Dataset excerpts

# # # #

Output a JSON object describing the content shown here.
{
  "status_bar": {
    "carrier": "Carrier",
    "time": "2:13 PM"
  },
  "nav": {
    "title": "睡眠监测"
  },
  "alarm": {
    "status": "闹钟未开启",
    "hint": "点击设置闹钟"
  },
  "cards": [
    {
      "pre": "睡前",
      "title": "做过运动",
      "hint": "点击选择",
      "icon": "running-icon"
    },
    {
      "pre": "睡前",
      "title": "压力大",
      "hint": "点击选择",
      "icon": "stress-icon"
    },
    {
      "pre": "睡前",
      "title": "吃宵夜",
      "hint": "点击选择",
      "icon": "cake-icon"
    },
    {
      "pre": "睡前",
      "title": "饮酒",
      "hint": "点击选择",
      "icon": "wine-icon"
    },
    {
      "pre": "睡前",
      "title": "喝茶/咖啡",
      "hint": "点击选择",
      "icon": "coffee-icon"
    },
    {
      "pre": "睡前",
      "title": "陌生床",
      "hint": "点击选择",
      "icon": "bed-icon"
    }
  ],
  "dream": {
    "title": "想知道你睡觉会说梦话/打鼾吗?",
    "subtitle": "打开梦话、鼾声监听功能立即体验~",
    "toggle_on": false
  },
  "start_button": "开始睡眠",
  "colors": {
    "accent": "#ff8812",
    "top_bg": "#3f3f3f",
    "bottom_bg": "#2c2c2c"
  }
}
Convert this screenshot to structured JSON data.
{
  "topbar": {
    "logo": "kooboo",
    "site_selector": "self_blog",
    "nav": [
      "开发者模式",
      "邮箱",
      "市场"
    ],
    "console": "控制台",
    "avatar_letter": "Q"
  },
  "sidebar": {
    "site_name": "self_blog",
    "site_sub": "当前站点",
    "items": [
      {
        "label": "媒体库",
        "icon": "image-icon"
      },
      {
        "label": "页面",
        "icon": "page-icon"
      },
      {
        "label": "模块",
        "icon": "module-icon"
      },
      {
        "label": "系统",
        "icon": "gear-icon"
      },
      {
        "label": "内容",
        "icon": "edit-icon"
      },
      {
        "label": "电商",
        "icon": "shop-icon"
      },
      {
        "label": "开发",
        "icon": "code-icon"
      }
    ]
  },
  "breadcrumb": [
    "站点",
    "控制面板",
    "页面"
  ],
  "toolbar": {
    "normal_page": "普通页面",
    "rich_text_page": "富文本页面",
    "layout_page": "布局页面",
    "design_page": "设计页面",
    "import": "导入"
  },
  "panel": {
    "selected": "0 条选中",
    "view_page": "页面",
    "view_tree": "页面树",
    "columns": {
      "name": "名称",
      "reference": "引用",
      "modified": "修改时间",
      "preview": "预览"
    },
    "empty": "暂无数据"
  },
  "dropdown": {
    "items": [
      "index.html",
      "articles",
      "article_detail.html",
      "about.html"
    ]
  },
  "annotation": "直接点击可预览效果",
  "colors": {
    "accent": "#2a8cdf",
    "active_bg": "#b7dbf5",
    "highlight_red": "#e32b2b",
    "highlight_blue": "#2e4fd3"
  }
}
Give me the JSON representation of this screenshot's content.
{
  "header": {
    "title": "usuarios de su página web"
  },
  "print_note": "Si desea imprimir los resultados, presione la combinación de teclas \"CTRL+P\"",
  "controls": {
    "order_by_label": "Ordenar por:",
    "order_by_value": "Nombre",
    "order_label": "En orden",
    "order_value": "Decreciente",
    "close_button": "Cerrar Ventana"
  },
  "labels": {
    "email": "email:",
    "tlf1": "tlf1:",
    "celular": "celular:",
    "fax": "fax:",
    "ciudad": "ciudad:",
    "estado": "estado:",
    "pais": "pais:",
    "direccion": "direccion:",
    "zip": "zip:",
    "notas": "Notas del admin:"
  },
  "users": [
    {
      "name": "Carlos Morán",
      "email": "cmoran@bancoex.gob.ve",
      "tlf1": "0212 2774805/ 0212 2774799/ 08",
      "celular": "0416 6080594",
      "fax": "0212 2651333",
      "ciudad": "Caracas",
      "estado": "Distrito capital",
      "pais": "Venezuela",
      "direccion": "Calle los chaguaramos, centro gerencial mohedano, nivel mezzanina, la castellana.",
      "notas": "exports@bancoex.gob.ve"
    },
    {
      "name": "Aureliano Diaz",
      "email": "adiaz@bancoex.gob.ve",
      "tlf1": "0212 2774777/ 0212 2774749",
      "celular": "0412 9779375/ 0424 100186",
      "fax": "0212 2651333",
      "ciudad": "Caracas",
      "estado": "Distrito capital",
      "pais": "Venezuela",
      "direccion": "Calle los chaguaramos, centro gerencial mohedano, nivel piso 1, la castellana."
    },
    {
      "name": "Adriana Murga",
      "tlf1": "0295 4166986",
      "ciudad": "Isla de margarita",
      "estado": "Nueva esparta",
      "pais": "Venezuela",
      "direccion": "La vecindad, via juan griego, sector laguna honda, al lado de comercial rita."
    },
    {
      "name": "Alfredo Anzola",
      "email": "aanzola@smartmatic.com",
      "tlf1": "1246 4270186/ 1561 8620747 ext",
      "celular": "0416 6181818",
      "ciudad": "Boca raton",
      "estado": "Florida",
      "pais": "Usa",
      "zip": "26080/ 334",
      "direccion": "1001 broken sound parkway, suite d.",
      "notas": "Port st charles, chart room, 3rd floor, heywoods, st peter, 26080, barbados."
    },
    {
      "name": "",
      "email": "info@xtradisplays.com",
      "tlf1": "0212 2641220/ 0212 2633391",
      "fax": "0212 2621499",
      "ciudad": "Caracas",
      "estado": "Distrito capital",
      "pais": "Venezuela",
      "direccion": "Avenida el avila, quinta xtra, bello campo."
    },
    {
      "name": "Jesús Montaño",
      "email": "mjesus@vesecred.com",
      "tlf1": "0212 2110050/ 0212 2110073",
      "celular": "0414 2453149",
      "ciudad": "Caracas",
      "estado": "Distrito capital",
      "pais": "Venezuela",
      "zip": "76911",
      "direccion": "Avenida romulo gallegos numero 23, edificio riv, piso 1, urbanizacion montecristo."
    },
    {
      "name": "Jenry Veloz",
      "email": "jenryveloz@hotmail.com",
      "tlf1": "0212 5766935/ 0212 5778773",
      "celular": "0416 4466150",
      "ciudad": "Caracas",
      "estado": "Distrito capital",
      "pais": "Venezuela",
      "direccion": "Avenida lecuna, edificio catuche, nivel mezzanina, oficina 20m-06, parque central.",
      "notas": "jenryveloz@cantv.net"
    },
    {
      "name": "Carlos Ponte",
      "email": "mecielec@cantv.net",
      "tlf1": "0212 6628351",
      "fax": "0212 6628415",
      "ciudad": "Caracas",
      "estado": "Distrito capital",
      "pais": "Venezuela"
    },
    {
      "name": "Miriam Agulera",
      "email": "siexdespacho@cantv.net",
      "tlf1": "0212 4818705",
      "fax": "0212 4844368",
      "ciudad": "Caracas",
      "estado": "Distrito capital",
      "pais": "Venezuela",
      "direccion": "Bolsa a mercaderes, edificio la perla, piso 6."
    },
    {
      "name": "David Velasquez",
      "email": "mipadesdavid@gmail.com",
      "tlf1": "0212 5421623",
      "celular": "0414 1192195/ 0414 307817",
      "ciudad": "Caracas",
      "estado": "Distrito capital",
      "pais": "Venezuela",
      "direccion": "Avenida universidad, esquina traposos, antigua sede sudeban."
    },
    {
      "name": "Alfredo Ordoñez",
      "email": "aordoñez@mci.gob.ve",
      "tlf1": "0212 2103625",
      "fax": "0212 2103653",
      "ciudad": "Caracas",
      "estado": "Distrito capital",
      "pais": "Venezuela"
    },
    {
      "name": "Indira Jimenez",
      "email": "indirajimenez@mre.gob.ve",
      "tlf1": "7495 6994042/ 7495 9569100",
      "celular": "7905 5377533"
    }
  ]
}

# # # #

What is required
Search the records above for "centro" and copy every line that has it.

Result
      "direccion": "Calle los chaguaramos, centro gerencial mohedano, nivel mezzanina, la castellana.",
      "direccion": "Calle los chaguaramos, centro gerencial mohedano, nivel piso 1, la castellana."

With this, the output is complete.